From the entries, copy out every line in which the word "icon" is found.

Extracted data entries
* * * *
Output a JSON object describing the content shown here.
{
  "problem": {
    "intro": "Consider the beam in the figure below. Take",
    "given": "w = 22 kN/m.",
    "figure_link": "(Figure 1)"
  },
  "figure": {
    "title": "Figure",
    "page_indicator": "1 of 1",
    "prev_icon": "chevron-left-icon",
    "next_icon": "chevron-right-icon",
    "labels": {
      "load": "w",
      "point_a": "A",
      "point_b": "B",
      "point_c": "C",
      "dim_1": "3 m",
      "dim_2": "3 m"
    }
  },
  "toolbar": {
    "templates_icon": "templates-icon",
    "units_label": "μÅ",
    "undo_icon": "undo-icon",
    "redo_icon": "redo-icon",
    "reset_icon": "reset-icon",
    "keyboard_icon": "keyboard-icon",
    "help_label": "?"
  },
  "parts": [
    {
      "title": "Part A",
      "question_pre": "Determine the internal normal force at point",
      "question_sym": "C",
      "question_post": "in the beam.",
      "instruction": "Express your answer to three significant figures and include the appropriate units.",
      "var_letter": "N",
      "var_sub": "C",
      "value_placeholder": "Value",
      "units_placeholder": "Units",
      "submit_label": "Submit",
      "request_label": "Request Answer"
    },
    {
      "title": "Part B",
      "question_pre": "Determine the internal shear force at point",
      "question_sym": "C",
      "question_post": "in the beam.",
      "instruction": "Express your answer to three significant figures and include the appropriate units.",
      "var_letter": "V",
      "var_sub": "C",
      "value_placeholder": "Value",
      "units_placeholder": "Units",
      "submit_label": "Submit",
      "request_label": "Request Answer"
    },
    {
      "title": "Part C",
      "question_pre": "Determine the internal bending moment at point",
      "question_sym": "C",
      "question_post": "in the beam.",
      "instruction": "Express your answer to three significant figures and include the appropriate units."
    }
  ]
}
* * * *
### Written response
    "prev_icon": "chevron-left-icon",
    "next_icon": "chevron-right-icon",
    "templates_icon": "templates-icon",
    "undo_icon": "undo-icon",
    "redo_icon": "redo-icon",
    "reset_icon": "reset-icon",
    "keyboard_icon": "keyboard-icon",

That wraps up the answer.